| Data to use |
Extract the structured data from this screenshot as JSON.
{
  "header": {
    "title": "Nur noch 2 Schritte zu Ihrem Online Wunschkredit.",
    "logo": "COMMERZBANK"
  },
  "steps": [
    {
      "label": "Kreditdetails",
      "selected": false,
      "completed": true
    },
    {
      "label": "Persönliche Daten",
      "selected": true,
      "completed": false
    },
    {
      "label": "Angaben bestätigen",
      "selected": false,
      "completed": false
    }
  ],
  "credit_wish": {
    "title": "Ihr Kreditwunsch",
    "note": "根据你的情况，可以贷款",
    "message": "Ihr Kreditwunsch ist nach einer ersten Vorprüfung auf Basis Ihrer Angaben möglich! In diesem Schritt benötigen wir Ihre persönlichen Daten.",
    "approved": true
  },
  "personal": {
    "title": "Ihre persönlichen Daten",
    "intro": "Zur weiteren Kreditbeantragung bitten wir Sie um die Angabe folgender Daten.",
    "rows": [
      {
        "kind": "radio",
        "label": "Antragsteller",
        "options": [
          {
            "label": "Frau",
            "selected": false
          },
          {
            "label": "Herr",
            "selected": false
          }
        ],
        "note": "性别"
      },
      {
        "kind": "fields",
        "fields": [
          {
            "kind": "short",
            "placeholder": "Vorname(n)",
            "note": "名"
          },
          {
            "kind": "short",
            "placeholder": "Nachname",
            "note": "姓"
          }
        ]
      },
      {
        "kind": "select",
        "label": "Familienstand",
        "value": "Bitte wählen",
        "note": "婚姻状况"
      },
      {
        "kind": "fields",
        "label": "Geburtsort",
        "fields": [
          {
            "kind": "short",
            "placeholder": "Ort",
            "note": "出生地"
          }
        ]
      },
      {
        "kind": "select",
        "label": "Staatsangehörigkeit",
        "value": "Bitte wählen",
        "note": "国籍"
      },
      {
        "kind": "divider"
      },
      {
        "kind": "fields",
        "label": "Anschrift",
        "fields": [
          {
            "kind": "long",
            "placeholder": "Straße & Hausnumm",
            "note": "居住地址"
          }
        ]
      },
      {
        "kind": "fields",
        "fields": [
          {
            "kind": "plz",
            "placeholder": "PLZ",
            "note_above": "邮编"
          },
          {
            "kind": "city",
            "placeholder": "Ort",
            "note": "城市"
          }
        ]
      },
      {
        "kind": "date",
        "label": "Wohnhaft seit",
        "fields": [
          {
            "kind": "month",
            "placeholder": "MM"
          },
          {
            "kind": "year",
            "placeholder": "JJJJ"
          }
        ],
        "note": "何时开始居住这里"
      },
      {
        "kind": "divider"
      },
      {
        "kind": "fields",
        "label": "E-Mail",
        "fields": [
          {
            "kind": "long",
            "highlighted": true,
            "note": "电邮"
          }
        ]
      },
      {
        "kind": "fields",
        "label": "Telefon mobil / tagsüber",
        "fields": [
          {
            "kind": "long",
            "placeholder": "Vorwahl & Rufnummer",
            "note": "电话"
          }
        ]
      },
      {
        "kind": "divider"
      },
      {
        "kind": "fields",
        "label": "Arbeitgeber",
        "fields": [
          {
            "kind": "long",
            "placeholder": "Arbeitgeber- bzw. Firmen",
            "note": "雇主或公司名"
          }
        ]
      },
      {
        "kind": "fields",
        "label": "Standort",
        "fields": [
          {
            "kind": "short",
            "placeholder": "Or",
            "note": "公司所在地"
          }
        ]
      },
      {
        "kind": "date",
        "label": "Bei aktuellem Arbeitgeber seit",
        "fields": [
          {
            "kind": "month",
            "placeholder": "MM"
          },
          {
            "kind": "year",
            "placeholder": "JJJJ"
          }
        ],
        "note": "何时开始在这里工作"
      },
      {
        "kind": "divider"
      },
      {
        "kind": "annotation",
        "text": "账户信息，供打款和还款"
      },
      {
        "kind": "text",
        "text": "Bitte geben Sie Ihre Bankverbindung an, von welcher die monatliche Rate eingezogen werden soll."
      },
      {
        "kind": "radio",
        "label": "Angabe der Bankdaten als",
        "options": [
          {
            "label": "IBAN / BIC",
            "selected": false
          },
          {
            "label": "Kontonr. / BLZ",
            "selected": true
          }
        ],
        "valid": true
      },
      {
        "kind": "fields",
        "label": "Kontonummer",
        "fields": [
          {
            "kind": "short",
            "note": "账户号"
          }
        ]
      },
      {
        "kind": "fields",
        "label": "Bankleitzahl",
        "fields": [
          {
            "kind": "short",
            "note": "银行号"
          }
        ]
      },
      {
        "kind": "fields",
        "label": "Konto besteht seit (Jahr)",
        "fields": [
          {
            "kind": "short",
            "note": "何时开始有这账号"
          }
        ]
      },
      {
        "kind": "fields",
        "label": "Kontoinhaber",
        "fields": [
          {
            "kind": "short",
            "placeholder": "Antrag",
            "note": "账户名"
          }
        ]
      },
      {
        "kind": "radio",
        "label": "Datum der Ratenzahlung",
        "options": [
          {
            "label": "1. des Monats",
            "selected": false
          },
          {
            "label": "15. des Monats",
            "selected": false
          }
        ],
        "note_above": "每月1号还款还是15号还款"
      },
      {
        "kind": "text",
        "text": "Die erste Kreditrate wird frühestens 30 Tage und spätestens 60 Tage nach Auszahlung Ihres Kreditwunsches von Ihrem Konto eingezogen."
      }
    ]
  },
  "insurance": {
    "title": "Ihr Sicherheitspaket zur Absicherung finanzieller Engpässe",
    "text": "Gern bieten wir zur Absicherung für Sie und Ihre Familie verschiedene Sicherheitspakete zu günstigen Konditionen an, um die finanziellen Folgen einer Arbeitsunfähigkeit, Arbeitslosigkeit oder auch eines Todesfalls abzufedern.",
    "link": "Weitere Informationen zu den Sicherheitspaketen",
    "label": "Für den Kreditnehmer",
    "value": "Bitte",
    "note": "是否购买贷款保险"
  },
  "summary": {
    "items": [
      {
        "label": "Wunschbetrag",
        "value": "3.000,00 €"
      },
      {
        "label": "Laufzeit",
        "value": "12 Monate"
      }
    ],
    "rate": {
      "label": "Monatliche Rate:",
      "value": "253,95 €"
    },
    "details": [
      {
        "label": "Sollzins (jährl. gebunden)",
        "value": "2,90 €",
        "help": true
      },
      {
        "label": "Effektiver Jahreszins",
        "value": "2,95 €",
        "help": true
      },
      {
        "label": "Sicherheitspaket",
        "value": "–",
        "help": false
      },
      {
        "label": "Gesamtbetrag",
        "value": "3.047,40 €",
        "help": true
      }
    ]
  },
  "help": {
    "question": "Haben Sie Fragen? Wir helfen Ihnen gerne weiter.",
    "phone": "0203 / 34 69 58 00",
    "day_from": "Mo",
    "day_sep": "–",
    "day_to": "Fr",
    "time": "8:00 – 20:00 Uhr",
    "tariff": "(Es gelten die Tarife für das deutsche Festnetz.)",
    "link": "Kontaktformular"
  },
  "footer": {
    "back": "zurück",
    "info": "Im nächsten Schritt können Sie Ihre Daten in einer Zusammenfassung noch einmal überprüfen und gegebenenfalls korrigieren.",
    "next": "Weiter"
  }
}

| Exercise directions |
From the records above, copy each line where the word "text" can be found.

| Output of the exercise |
        "text": "账户信息，供打款和还款"
        "kind": "text",
        "text": "Bitte geben Sie Ihre Bankverbindung an, von welcher die monatliche Rate eingezogen werden soll."
        "kind": "text",
        "text": "Die erste Kreditrate wird frühestens 30 Tage und spätestens 60 Tage nach Auszahlung Ihres Kreditwunsches von Ihrem Konto eingezogen."
    "text": "Gern bieten wir zur Absicherung für Sie und Ihre Familie verschiedene Sicherheitspakete zu günstigen Konditionen an, um die finanziellen Folgen einer Arbeitsunfähigkeit, Arbeitslosigkeit oder auch eines Todesfalls abzufedern.",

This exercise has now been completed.